Looks like NickInTheNorth has set a precedent for biography so I suppose I'd better join in.
I was born in 1973 in what is now Tameside General but was then Ashton hospital. From what used to be the maternity unit you can see the feeder stream for the park lake where I was later to spend many happy days (indeed, we spent a few happy days handlining two inch roach out of the stream!). I grew up around the area, Dukinfield, Audenshaw, Stalybridge, Hyde (I think my mother must have Gypsy blood to move house so often) and started fishing at around the age of seven.
In the last couple of years of primary school I got together with some fishing friends and we started to explore the local area on our own. Our haunts were the Peak Forest canal, Oldhams' Pond, and later the Stamford Park lakes within sight of my birthplace. There was also the duck pond in the park in which fishing was forbidden, and where huge roach grew fat on crusts of white sliced. The park keeper chased us away from there on more than one occasion, but not before we'd broken our personal records!
Later on, most of us went to the same secondary school. We joined some local clubs and explored further; Compstall Water, the Etherow, club matches on the Dane, the occasional outing to the Trent or to Rudyard Lake or Elton reservoir. We started fishing the club matches regularly, between us even won a few.
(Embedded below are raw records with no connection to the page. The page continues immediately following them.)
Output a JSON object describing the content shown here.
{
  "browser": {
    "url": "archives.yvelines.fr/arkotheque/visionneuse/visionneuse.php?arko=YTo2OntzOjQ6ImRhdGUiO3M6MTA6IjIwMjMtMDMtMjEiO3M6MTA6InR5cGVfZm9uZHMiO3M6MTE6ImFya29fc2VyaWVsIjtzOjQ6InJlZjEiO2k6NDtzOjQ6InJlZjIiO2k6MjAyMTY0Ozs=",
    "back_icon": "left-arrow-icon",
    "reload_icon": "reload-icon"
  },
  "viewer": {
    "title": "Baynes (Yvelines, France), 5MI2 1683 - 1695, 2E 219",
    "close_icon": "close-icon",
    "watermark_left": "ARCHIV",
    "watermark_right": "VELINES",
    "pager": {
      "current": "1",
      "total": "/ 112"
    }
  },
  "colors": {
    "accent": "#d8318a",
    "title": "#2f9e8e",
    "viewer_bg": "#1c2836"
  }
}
After school, I left Manchester for an Aquatic Biology degree in Aberystwyth. One thing I had overlooked when deciding where to go was the quality of coarse fishing; in that area, there wasn't much. For the first year or two I lived in halls and then in lodgings on the sea front, so it made sense to get myself some sea fishing gear. A cheap beachcaster and tackle was purchased, and I was on the road to catching more lesser spotted dogfish than you can shake a frozen mackerel at. Winter brought whiting and Summer brought mackerel, but it wasn't until a friend demonstrated the cunning ploy of freelining peeler crab in the rock gullies that I found bass. I never did catch one big enough to eat, but the excitement never faded. I once hooked something in one of those gullies which put an impressive bend in my old carp rod as it powered off in the general direction of Ireland. My heart says "huge bass", but my head says "strap conger".
After graduation I got a job at the university working as a research assistant. The project was surveying the distribution of 0-group bass and mullet in the Welsh estuaries, and my role was to help with the sampling and to work on age determination from otoliths. The best parts of the job were seine netting estuarine pools and taking home prawns, shrimps and samphire from one of the most hauntingly beautiful coastlines in the country. The worst part was the laborious preparation of otoliths for microscopic examination, grinding them on a glass plate with finer and finer abrasive pastes. Still, otoliths were fascinating. They are small structures of calcium carbonate and protein found in the inner ears of fish. They are built up in alternating layers of protein rich and protein poor material, one of each per day. On an old fish, you can look at them under low magnification and see annual rings of slow and fast growth, like the rings in a tree trunk. On a tiny 0-group otolith, with a powerful microscope, you can count the days the fish has lived.
I got interested in what other information was encoded in those little white lumps. There were papers showing that certain traumatic events left a visible and chemically distinct record in the series of rings. The Freshwater Biological Association were advertising a studentship and inviting research proposals, so I applied to study the effects of physiological stress in otoliths. I was accepted and moved from Aberystwyth to the FBA's headquarters in Windermere. I spent three years conducting research into the effects of environment on otolith deposition. During that time I met some great people and got back into coarse fishing and fished a few of the lakes and tarns. At the end of the three years my research was done but my thesis was incomplete. The outgoing director's informal offer of a funding extension to finish writing up was reneged upon by the new director, so I moved back in with my parents in Manchester and got a job.
Over the next couple of years I moved into IT and ended up working as a programmer in Wiltshire. Working full time and writing up a thesis are not very compatible objectives, but I was running out of time. I used up some holiday, worked some late nights, and with some guidance from Bob Wootton at Aberystwyth, got my PhD. By that time, I had a good job paying a salary somewhat higher than I would get as a postdoc scientist and a mortgage which required all of it. I turned my back on fisheries science. I have some regrets about that, the biggest of which is that I never published my work. It's probably all old hat now, but it wasn't then. On the other hand, studying for a PhD in a research institute shows up the scientific workplace warts and all, and compared to other places I've worked there's at least as much politics, more stress and less money.
So, a few years down the line, I'm still in Wiltshire, now working as the sole IT person for a small dotcom. I got married last year and live with my wife and three cats (I don't like cats, as my wife reminds me every time she catches me talking to them and making a fuss of them). We want a dog, but don't really have room. Neither of us are keen on the idea of kids. I still see some of the old crowd from school very occasionally, it's nice that we only have to pick up a rod and it's like old times again. I've managed to recruit a good friend into the gentle art, and we've had a Winter of fairly dire beach fishing and a Summer of not bad tenching. I didn't get round to tracking down any mythical Upper Thames barbel, but the Winter chub beckon, and the late season species should be arriving on the beaches soon.